• WHAT YOU NEED TO DO
Write out the data again in full, exactly as it reads.

── SUPPLIED DATA ──

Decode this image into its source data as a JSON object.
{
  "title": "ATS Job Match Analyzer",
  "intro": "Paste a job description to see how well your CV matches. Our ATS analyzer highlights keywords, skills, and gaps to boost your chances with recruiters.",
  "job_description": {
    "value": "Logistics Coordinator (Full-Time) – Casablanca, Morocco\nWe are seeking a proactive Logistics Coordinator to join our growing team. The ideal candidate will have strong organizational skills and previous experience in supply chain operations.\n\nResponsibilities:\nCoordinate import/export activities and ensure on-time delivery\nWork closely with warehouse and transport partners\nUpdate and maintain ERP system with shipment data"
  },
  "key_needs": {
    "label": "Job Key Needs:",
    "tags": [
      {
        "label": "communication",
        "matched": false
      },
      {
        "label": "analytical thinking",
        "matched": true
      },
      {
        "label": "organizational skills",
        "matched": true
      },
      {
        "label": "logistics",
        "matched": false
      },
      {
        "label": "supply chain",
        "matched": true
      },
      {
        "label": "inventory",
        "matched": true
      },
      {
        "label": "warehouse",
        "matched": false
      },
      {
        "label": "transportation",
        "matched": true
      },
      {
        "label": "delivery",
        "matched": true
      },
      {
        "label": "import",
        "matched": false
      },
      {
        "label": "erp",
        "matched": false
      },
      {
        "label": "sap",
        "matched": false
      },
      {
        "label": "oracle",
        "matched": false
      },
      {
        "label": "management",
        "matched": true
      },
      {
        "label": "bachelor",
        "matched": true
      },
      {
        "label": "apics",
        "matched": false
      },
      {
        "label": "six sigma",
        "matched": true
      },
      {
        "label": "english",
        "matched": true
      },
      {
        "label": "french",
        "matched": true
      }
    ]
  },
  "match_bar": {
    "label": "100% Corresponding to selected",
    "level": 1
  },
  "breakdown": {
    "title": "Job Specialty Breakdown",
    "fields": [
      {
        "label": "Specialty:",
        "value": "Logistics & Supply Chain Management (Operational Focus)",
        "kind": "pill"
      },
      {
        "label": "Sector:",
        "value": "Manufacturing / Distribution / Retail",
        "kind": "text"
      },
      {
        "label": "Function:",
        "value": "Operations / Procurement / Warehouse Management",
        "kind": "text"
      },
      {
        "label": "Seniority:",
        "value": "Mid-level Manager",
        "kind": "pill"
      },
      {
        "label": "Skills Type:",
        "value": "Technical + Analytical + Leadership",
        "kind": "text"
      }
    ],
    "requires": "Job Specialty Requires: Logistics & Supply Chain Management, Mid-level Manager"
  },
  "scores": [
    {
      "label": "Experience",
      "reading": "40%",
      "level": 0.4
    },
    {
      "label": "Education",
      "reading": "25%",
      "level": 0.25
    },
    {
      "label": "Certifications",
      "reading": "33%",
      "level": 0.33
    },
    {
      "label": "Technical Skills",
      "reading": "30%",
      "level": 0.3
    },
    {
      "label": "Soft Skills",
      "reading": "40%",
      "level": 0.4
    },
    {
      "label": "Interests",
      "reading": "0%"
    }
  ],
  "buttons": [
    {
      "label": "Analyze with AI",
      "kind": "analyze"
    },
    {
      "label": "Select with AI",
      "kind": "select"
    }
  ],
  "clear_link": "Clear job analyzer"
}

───

• SOLVED PROBLEM
Decode this image into its source data as a JSON object.
{
  "title": "ATS Job Match Analyzer",
  "intro": "Paste a job description to see how well your CV matches. Our ATS analyzer highlights keywords, skills, and gaps to boost your chances with recruiters.",
  "job_description": {
    "value": "Logistics Coordinator (Full-Time) – Casablanca, Morocco\nWe are seeking a proactive Logistics Coordinator to join our growing team. The ideal candidate will have strong organizational skills and previous experience in supply chain operations.\n\nResponsibilities:\nCoordinate import/export activities and ensure on-time delivery\nWork closely with warehouse and transport partners\nUpdate and maintain ERP system with shipment data"
  },
  "key_needs": {
    "label": "Job Key Needs:",
    "tags": [
      {
        "label": "communication",
        "matched": false
      },
      {
        "label": "analytical thinking",
        "matched": true
      },
      {
        "label": "organizational skills",
        "matched": true
      },
      {
        "label": "logistics",
        "matched": false
      },
      {
        "label": "supply chain",
        "matched": true
      },
      {
        "label": "inventory",
        "matched": true
      },
      {
        "label": "warehouse",
        "matched": false
      },
      {
        "label": "transportation",
        "matched": true
      },
      {
        "label": "delivery",
        "matched": true
      },
      {
        "label": "import",
        "matched": false
      },
      {
        "label": "erp",
        "matched": false
      },
      {
        "label": "sap",
        "matched": false
      },
      {
        "label": "oracle",
        "matched": false
      },
      {
        "label": "management",
        "matched": true
      },
      {
        "label": "bachelor",
        "matched": true
      },
      {
        "label": "apics",
        "matched": false
      },
      {
        "label": "six sigma",
        "matched": true
      },
      {
        "label": "english",
        "matched": true
      },
      {
        "label": "french",
        "matched": true
      }
    ]
  },
  "match_bar": {
    "label": "100% Corresponding to selected",
    "level": 1
  },
  "breakdown": {
    "title": "Job Specialty Breakdown",
    "fields": [
      {
        "label": "Specialty:",
        "value": "Logistics & Supply Chain Management (Operational Focus)",
        "kind": "pill"
      },
      {
        "label": "Sector:",
        "value": "Manufacturing / Distribution / Retail",
        "kind": "text"
      },
      {
        "label": "Function:",
        "value": "Operations / Procurement / Warehouse Management",
        "kind": "text"
      },
      {
        "label": "Seniority:",
        "value": "Mid-level Manager",
        "kind": "pill"
      },
      {
        "label": "Skills Type:",
        "value": "Technical + Analytical + Leadership",
        "kind": "text"
      }
    ],
    "requires": "Job Specialty Requires: Logistics & Supply Chain Management, Mid-level Manager"
  },
  "scores": [
    {
      "label": "Experience",
      "reading": "40%",
      "level": 0.4
    },
    {
      "label": "Education",
      "reading": "25%",
      "level": 0.25
    },
    {
      "label": "Certifications",
      "reading": "33%",
      "level": 0.33
    },
    {
      "label": "Technical Skills",
      "reading": "30%",
      "level": 0.3
    },
    {
      "label": "Soft Skills",
      "reading": "40%",
      "level": 0.4
    },
    {
      "label": "Interests",
      "reading": "0%"
    }
  ],
  "buttons": [
    {
      "label": "Analyze with AI",
      "kind": "analyze"
    },
    {
      "label": "Select with AI",
      "kind": "select"
    }
  ],
  "clear_link": "Clear job analyzer"
}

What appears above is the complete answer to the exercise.